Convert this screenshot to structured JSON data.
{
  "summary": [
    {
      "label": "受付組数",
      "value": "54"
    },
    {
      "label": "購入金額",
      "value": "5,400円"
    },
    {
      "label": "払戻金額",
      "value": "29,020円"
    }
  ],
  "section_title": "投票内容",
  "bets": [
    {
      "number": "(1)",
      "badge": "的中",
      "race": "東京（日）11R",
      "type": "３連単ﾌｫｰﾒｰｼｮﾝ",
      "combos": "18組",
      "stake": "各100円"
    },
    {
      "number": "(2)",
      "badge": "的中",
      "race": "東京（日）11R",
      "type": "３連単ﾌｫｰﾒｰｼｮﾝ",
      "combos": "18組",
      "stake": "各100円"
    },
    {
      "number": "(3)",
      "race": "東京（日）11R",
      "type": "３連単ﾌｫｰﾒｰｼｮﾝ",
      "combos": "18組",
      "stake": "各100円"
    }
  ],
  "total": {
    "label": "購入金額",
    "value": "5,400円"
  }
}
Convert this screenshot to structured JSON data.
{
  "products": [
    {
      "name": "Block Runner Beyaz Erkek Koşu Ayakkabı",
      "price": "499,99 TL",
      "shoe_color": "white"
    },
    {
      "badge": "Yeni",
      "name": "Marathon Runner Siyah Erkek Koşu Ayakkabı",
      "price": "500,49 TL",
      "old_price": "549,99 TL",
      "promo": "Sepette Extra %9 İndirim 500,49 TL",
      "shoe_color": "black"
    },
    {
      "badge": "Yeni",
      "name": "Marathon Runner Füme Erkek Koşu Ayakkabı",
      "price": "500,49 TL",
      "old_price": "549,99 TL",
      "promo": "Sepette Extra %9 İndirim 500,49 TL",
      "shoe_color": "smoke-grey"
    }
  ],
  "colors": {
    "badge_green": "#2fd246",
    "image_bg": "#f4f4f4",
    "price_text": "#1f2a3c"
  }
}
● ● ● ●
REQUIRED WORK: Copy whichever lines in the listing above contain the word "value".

OUTPUT OF THE EXERCISE:
      "value": "54"
      "value": "5,400円"
      "value": "29,020円"
    "value": "5,400円"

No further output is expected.